* **Action item**
Look through the records, and wherever the string "mujer" turns up, copy out that line.

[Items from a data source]
=== Section Start ===

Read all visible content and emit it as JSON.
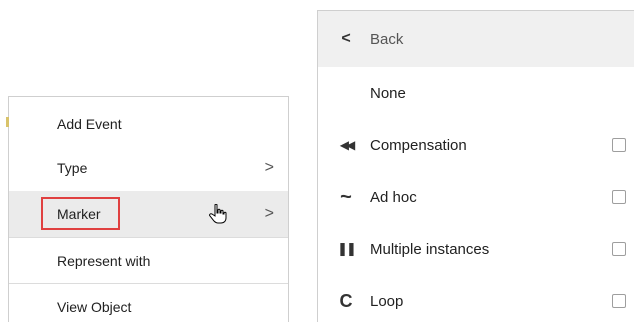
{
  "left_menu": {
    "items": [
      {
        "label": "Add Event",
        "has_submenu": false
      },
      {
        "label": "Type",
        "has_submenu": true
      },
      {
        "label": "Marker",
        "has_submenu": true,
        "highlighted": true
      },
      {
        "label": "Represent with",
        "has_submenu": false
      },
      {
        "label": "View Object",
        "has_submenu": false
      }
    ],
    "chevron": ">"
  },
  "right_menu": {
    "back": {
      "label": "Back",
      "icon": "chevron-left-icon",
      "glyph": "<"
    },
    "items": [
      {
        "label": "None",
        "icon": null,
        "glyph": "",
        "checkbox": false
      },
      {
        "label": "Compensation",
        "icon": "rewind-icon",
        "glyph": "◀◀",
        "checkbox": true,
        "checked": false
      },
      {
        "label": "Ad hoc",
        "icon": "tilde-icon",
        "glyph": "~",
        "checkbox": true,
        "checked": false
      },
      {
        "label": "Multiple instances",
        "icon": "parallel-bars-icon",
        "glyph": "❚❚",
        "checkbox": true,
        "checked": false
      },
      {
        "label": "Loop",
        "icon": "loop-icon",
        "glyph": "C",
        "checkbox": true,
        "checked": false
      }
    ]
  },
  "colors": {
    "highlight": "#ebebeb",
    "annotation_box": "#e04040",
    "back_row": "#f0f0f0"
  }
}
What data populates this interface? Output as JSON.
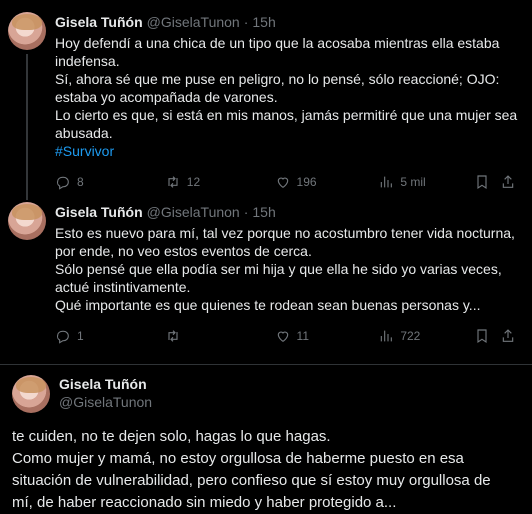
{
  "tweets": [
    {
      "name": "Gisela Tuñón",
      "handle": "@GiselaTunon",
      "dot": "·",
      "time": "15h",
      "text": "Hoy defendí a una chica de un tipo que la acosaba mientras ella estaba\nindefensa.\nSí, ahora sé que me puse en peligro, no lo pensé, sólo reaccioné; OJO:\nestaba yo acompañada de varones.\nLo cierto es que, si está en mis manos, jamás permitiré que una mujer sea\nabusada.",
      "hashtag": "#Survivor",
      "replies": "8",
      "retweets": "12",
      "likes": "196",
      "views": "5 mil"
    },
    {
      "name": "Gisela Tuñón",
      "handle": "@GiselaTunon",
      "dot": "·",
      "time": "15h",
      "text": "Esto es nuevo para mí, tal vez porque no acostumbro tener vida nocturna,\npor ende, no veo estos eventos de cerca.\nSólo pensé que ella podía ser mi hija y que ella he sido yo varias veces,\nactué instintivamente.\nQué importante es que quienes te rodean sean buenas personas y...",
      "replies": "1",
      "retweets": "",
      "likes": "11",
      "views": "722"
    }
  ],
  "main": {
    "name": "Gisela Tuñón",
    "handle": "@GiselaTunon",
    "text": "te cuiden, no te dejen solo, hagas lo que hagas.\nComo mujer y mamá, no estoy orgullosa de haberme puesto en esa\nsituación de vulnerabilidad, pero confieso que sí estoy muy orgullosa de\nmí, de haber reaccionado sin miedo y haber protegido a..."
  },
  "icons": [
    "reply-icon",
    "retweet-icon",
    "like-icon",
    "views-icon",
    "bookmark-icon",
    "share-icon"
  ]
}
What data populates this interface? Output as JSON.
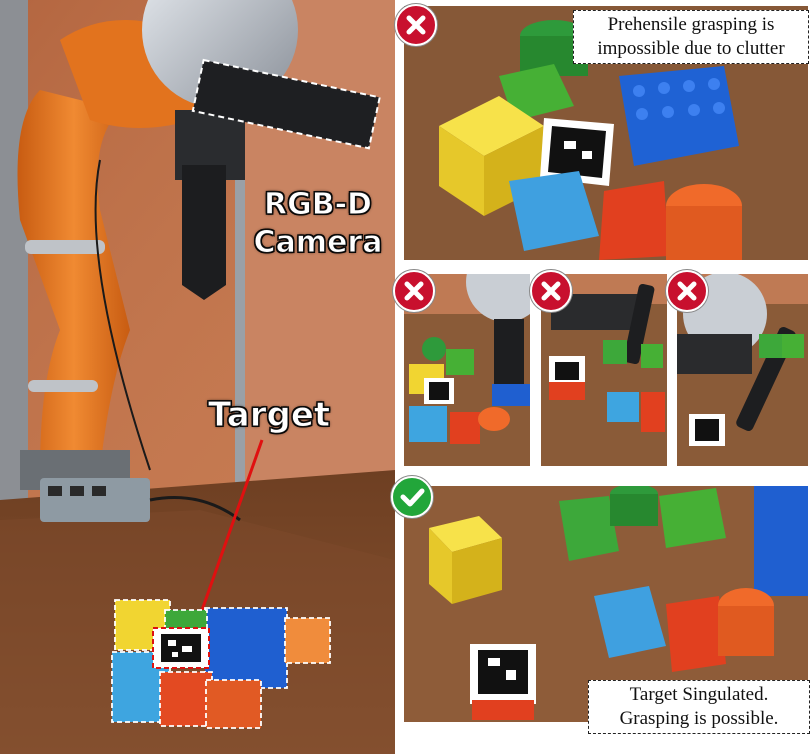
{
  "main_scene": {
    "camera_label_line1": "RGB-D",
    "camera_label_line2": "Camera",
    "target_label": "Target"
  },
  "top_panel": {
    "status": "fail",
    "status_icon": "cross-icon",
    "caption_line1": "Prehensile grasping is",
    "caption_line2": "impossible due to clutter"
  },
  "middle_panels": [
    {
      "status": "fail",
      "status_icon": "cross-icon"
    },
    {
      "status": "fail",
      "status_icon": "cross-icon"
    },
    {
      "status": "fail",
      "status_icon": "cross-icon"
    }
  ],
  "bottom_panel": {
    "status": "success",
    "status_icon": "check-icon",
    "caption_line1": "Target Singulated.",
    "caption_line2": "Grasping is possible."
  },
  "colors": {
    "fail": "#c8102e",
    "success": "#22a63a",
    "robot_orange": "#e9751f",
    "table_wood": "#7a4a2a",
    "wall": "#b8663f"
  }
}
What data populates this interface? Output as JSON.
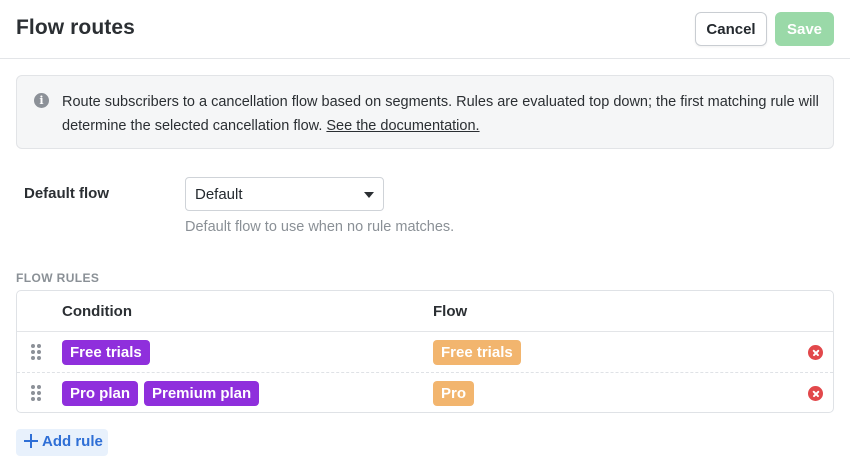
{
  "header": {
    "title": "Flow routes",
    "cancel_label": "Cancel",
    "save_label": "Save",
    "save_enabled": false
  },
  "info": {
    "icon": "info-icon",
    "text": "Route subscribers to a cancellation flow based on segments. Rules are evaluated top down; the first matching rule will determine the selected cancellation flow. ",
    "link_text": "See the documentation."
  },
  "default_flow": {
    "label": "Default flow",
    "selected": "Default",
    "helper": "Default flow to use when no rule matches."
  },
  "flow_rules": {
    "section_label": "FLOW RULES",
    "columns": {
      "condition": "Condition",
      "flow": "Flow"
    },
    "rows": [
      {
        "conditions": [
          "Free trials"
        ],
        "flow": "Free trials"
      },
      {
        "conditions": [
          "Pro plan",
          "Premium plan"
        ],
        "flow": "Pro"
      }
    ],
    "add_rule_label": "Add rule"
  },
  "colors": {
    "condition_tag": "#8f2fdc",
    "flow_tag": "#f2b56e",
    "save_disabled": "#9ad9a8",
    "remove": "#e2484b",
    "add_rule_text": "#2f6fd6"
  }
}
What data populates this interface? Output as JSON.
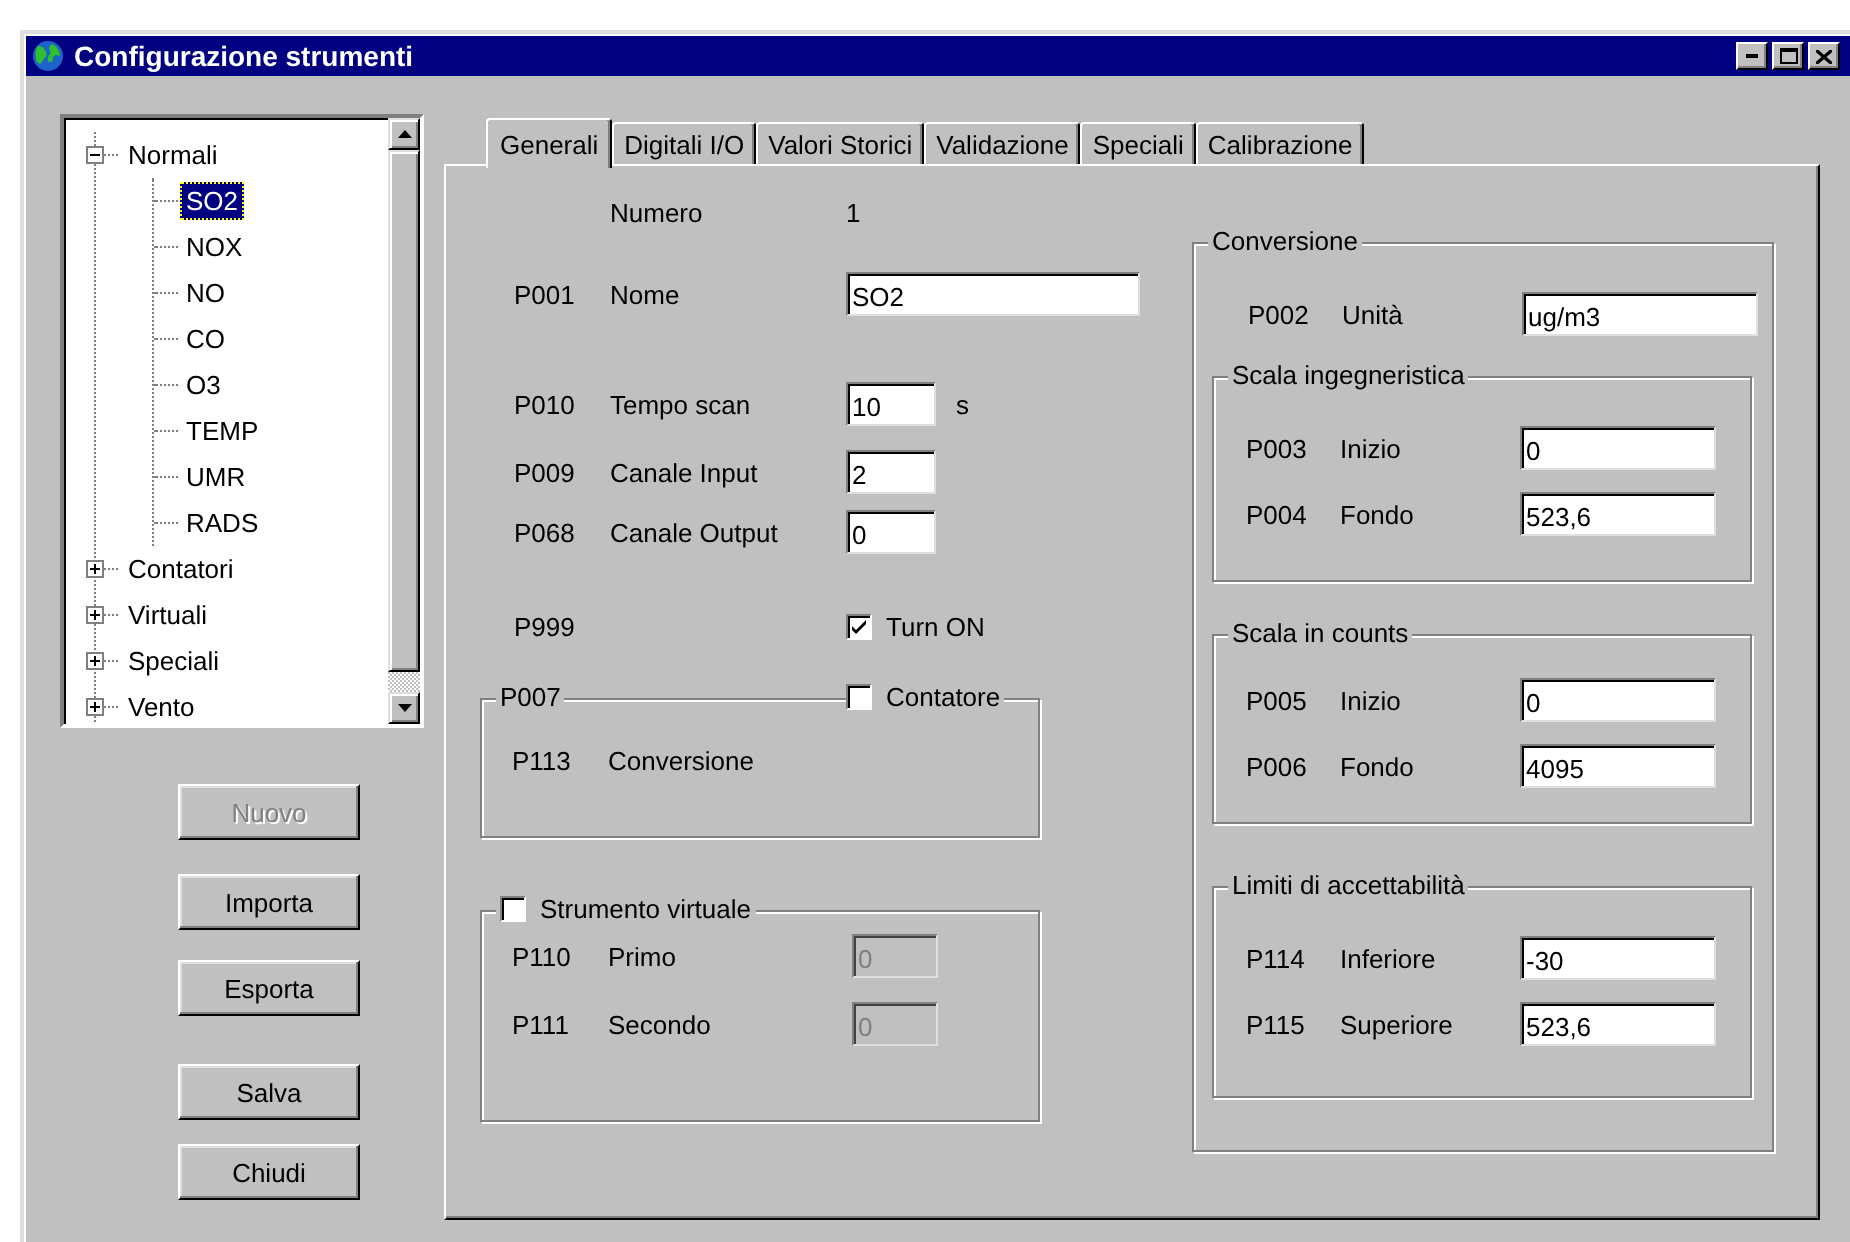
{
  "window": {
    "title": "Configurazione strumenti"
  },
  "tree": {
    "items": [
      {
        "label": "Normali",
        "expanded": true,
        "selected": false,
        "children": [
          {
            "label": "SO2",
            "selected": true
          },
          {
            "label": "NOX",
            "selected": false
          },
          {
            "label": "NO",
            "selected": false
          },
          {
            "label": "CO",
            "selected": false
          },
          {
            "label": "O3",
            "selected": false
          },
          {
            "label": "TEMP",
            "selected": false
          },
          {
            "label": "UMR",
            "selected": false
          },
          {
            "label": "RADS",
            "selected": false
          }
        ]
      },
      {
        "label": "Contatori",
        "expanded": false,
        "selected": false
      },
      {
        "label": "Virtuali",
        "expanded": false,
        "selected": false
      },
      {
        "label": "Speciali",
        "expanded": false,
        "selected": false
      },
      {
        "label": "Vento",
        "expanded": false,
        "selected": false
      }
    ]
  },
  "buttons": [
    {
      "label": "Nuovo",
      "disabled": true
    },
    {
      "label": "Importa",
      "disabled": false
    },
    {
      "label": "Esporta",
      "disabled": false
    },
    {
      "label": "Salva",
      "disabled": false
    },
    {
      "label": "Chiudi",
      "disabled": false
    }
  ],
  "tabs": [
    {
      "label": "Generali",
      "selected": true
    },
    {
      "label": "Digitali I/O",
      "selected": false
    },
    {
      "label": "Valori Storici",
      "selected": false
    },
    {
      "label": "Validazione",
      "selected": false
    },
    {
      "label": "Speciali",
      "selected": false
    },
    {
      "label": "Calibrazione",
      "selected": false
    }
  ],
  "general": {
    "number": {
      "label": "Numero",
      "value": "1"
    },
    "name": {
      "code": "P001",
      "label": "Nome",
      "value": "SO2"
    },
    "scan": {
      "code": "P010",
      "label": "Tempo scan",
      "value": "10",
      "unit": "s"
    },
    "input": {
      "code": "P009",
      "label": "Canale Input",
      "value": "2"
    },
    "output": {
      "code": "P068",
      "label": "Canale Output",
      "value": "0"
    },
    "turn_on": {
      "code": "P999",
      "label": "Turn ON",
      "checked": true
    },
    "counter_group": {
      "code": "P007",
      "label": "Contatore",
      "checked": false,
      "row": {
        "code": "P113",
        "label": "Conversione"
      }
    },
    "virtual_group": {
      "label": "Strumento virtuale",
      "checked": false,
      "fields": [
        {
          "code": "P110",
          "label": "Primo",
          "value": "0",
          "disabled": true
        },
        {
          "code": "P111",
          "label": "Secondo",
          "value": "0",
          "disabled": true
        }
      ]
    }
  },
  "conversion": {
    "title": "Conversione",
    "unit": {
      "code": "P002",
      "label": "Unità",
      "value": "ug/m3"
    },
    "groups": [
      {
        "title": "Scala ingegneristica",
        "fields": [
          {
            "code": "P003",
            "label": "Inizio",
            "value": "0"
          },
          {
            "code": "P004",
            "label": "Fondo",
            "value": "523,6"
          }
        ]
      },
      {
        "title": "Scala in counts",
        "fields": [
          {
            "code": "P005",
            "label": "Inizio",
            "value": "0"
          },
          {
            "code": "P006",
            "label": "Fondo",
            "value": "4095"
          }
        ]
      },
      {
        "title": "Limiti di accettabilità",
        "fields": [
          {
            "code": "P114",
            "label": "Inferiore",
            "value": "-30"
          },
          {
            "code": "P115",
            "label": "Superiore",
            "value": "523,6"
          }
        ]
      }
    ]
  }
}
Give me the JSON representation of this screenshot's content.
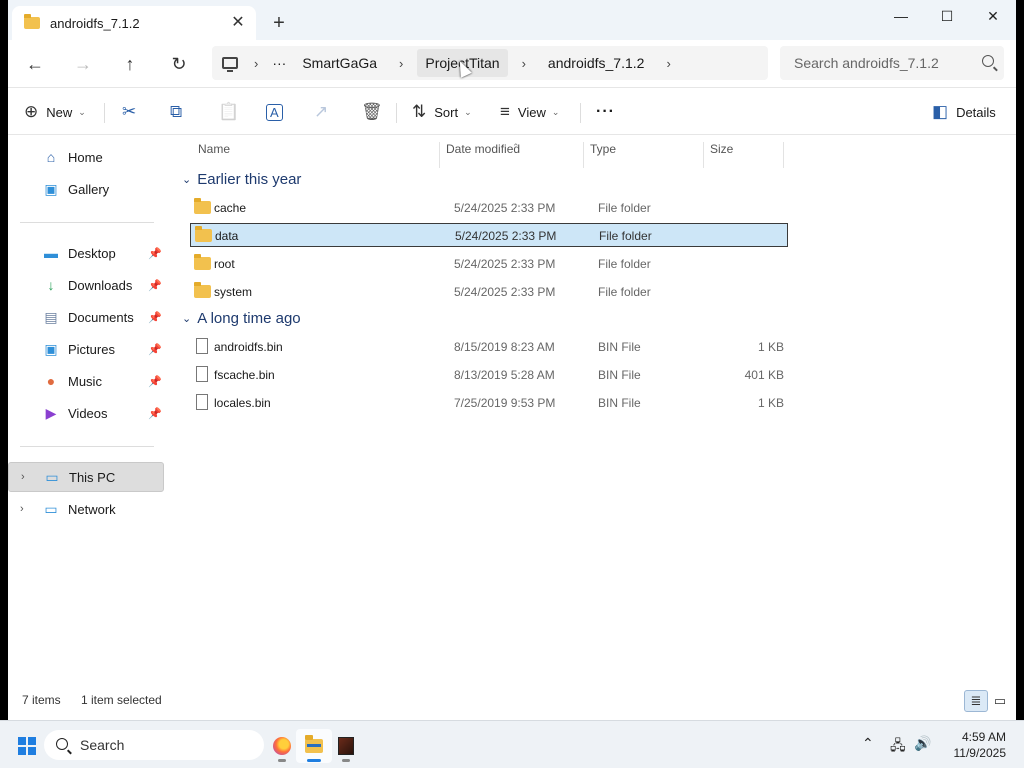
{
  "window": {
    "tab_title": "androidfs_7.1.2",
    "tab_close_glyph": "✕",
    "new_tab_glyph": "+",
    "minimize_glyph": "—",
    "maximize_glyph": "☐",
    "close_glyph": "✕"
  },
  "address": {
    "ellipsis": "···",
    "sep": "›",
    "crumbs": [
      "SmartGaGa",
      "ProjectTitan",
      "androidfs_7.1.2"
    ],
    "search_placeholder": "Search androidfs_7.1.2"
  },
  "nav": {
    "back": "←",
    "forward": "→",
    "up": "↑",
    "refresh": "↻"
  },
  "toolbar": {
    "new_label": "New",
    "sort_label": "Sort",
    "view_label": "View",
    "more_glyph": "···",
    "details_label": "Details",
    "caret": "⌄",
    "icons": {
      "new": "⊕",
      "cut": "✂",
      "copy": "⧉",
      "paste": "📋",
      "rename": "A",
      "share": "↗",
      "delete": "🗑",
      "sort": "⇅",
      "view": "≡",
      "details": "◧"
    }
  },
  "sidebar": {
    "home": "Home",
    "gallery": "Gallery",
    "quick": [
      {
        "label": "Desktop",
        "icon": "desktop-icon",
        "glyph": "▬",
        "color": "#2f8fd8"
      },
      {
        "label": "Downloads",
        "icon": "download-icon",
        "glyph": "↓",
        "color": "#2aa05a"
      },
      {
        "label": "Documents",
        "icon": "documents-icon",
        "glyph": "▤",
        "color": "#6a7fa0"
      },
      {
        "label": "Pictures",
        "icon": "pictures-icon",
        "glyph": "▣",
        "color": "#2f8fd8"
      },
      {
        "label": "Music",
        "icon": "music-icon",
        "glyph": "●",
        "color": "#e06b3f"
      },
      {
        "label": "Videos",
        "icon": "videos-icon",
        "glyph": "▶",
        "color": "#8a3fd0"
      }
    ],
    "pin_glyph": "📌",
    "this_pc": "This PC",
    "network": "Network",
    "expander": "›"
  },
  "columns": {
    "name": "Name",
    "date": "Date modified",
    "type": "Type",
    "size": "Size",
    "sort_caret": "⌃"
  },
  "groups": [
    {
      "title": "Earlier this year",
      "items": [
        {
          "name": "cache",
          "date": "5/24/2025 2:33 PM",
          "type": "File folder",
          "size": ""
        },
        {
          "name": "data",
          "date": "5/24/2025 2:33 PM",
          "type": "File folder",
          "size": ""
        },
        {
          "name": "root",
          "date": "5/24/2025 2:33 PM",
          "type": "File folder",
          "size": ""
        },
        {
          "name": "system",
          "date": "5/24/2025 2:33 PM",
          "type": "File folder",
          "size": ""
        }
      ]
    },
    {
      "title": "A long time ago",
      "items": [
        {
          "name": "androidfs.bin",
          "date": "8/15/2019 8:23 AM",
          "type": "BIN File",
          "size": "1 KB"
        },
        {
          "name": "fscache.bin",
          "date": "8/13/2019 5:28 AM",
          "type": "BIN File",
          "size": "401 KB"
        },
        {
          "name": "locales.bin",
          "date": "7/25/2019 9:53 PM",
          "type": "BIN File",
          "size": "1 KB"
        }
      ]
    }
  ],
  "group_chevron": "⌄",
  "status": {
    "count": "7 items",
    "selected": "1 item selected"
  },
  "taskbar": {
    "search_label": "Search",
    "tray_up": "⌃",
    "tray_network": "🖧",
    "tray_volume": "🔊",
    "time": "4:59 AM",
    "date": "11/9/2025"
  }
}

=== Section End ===

* **Written response**
      "text": "Hoy defendí a una chica de un tipo que la acosaba mientras ella estaba\nindefensa.\nSí, ahora sé que me puse en peligro, no lo pensé, sólo reaccioné; OJO:\nestaba yo acompañada de varones.\nLo cierto es que, si está en mis manos, jamás permitiré que una mujer sea\nabusada.",
    "text": "te cuiden, no te dejen solo, hagas lo que hagas.\nComo mujer y mamá, no estoy orgullosa de haberme puesto en esa\nsituación de vulnerabilidad, pero confieso que sí estoy muy orgullosa de\nmí, de haber reaccionado sin miedo y haber protegido a..."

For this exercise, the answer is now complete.